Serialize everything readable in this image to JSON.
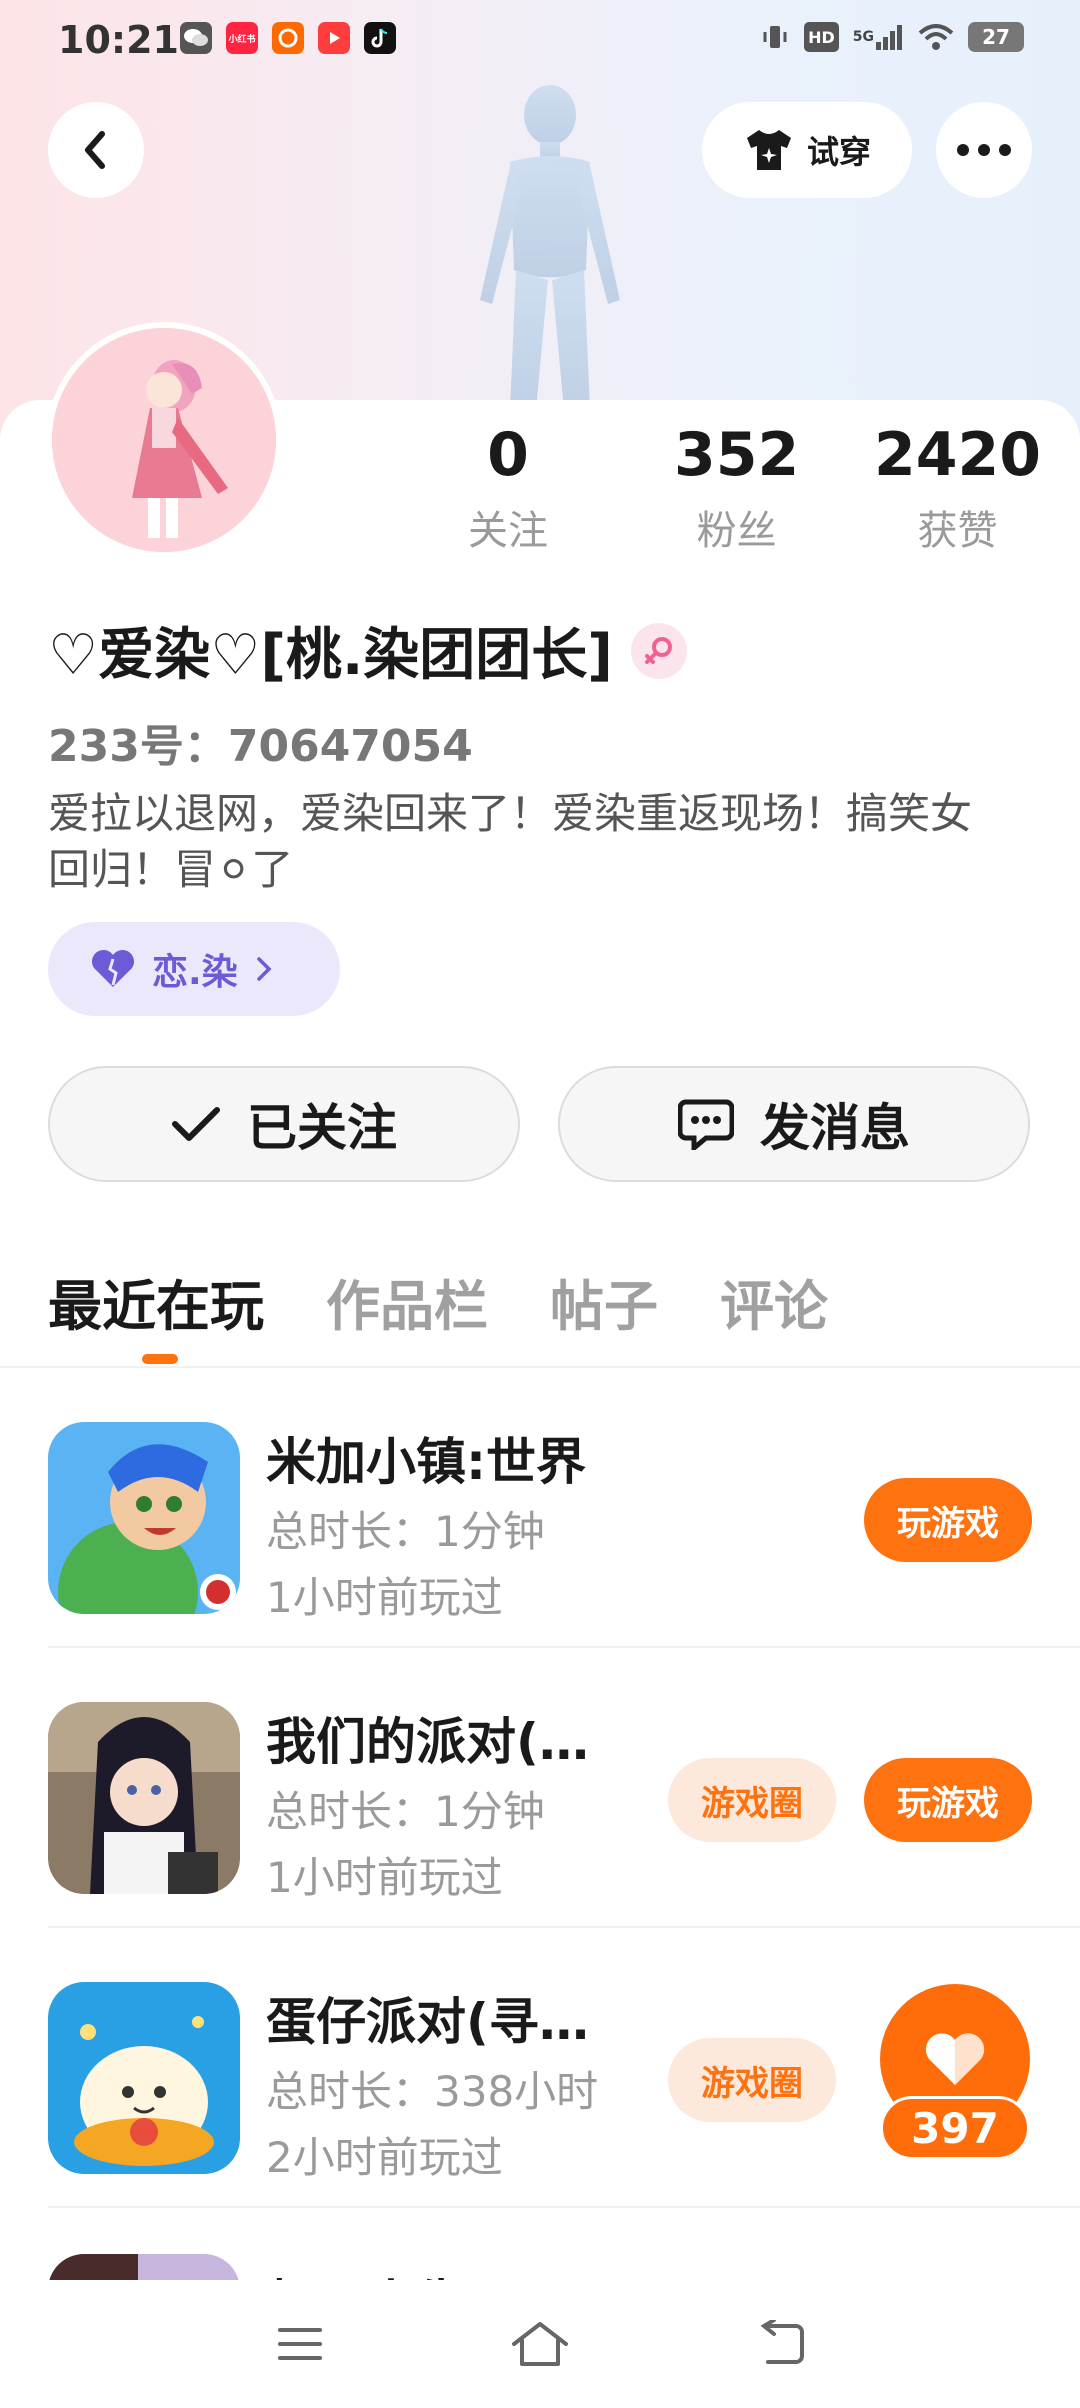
{
  "status_bar": {
    "time": "10:21",
    "apps": [
      {
        "name": "wechat-icon",
        "glyph": "",
        "color": "#ffffff"
      },
      {
        "name": "xiaohongshu-icon",
        "glyph": "小红书",
        "color": "#ff2442"
      },
      {
        "name": "taobao-icon",
        "glyph": "",
        "color": "#ff6a00"
      },
      {
        "name": "video-app-icon",
        "glyph": "",
        "color": "#ff3d3d"
      },
      {
        "name": "tiktok-icon",
        "glyph": "",
        "color": "#111111"
      }
    ],
    "network": "5G",
    "hd": "HD",
    "battery": "27"
  },
  "header": {
    "try_on_label": "试穿"
  },
  "profile": {
    "name": "♡爱染♡[桃.染团团长]",
    "uid": "233号：70647054",
    "bio": "爱拉以退网，爱染回来了！爱染重返现场！搞笑女回归！冒⚪了",
    "tag_label": "恋.染",
    "stats": [
      {
        "value": "0",
        "label": "关注"
      },
      {
        "value": "352",
        "label": "粉丝"
      },
      {
        "value": "2420",
        "label": "获赞"
      }
    ]
  },
  "actions": {
    "follow_label": "已关注",
    "message_label": "发消息"
  },
  "tabs": [
    "最近在玩",
    "作品栏",
    "帖子",
    "评论"
  ],
  "games": [
    {
      "title": "米加小镇:世界",
      "duration": "总时长：1分钟",
      "last_played": "1小时前玩过",
      "circle_label": "",
      "play_label": "玩游戏"
    },
    {
      "title": "我们的派对(…",
      "duration": "总时长：1分钟",
      "last_played": "1小时前玩过",
      "circle_label": "游戏圈",
      "play_label": "玩游戏"
    },
    {
      "title": "蛋仔派对(寻…",
      "duration": "总时长：338小时",
      "last_played": "2小时前玩过",
      "circle_label": "游戏圈",
      "play_label": ""
    },
    {
      "title": "超蛋人生",
      "duration": "",
      "last_played": "",
      "circle_label": "",
      "play_label": ""
    }
  ],
  "like_fab": {
    "count": "397"
  },
  "colors": {
    "accent": "#ff7210",
    "tag_bg": "#ece8fc",
    "tag_text": "#6b5bd6"
  }
}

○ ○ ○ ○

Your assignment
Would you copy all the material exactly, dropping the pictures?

Solution for this task
Serialize everything readable in this image to JSON.
{
  "status_bar": {
    "time": "10:21",
    "apps": [
      {
        "name": "wechat-icon",
        "glyph": "",
        "color": "#ffffff"
      },
      {
        "name": "xiaohongshu-icon",
        "glyph": "小红书",
        "color": "#ff2442"
      },
      {
        "name": "taobao-icon",
        "glyph": "",
        "color": "#ff6a00"
      },
      {
        "name": "video-app-icon",
        "glyph": "",
        "color": "#ff3d3d"
      },
      {
        "name": "tiktok-icon",
        "glyph": "",
        "color": "#111111"
      }
    ],
    "network": "5G",
    "hd": "HD",
    "battery": "27"
  },
  "header": {
    "try_on_label": "试穿"
  },
  "profile": {
    "name": "♡爱染♡[桃.染团团长]",
    "uid": "233号：70647054",
    "bio": "爱拉以退网，爱染回来了！爱染重返现场！搞笑女回归！冒⚪了",
    "tag_label": "恋.染",
    "stats": [
      {
        "value": "0",
        "label": "关注"
      },
      {
        "value": "352",
        "label": "粉丝"
      },
      {
        "value": "2420",
        "label": "获赞"
      }
    ]
  },
  "actions": {
    "follow_label": "已关注",
    "message_label": "发消息"
  },
  "tabs": [
    "最近在玩",
    "作品栏",
    "帖子",
    "评论"
  ],
  "games": [
    {
      "title": "米加小镇:世界",
      "duration": "总时长：1分钟",
      "last_played": "1小时前玩过",
      "circle_label": "",
      "play_label": "玩游戏"
    },
    {
      "title": "我们的派对(…",
      "duration": "总时长：1分钟",
      "last_played": "1小时前玩过",
      "circle_label": "游戏圈",
      "play_label": "玩游戏"
    },
    {
      "title": "蛋仔派对(寻…",
      "duration": "总时长：338小时",
      "last_played": "2小时前玩过",
      "circle_label": "游戏圈",
      "play_label": ""
    },
    {
      "title": "超蛋人生",
      "duration": "",
      "last_played": "",
      "circle_label": "",
      "play_label": ""
    }
  ],
  "like_fab": {
    "count": "397"
  },
  "colors": {
    "accent": "#ff7210",
    "tag_bg": "#ece8fc",
    "tag_text": "#6b5bd6"
  }
}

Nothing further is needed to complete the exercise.